The Special Law for Venice
Laws don’t usually come with fancy titles, but this one, in its sheer bluntness, has a kind of poetry of its own.
In 1967, after the exceptional acqua alta of November 4, 1966, the Italian government passed this legislation in order to guarantee money for measures to safeguard the city’s well-being. (There still is no corresponding law for the city of Florence, although the damage caused by the Arno’s flooding on the same day was exponentially worse, up to and including 40 casualties.)
The law is fairly long and detailed, as you might imagine, but the “juice of the subject,” as they say here, is the following (translated by me):
“The State recognizes the safeguarding of Venice and its lagoon as a problem of preeminent national interest. For that end it guarantees the safeguarding of the landscape, historic, archaeological and artistic environment of the city of Venice and its lagoon, the protection of its hydraulic [meaning “water,” not its behavior] equilibrium, the preservation of its environment from pollution of its water and air, and to ensure its socio-economic vitality. In the pursuit of that end, the State, Region (i.e., Veneto) and the Comunes (towns that comprise the province of Venice) will cooperate, according to their jurisdictions.
“In particular, the Comune of Venice is the recipient of:
- appropriations allocated for the acquisition, restoration and conservative rehabilitation of building for residences, social and cultural activities, artisans who make and also sell their work, held to be essential for the maintenance of the socio-economic characteristics of the lagoon’s urban settlements;
- appropriations for the realization of the primary urbanization works, not least the adjustments to bridges, canals, and embankments on the canals which are under the commune’s jurisdiction;
- appropriations for the disbursement of contributions for the execution of rehabilitation and restoration of private buildings;
- appropriations for the acquisition of areas to designate for productive settlements and for the primary and secondary urbanization of the same.

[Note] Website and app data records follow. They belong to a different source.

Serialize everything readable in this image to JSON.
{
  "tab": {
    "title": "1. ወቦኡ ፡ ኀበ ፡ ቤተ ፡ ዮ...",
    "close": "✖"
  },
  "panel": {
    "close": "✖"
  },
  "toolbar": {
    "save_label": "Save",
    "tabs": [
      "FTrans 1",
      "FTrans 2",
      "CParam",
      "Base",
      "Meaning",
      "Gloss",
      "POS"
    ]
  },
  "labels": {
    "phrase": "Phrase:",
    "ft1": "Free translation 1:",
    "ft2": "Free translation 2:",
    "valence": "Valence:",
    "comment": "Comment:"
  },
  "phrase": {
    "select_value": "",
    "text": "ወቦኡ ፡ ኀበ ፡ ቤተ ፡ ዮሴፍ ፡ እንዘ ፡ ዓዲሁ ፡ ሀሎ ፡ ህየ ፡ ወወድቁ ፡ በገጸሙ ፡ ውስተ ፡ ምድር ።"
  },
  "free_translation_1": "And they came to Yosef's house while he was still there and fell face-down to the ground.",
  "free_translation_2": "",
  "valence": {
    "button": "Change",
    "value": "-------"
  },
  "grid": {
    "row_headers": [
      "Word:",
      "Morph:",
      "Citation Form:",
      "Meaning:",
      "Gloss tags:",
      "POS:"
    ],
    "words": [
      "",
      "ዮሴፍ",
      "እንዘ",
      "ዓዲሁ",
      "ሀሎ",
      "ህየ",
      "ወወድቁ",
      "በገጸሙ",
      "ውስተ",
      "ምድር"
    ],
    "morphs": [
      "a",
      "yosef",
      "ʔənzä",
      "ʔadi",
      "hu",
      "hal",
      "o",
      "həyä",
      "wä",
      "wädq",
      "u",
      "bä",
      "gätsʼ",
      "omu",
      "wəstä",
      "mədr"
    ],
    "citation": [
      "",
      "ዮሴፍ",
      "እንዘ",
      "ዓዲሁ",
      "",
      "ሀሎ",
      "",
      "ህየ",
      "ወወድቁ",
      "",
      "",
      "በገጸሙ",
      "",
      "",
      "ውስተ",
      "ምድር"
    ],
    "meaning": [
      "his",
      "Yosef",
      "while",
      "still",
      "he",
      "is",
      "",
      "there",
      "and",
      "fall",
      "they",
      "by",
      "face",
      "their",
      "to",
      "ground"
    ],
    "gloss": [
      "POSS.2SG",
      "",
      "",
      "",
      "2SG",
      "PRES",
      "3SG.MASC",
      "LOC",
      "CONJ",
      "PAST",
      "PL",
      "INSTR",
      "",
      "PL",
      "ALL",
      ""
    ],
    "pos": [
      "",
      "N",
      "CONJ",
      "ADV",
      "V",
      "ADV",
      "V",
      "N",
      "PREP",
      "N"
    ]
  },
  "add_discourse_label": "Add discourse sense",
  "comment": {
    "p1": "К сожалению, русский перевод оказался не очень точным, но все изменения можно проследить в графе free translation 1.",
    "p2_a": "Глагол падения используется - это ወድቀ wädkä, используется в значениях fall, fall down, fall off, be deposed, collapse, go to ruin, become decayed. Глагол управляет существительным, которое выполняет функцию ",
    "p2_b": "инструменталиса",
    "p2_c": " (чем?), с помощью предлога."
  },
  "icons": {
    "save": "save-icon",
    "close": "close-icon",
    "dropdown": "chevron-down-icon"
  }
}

Essentially, anything that involves keeping Venice on its feet and in the ring, from the physical to the cultural point of view. All Special Law, All the Time. Its only drawback is that while it guarantees money, it doesn’t guarantee how much. It isn’t every day that a law’s loophole is that easy to spot, but now it’s distressingly evident to everybody.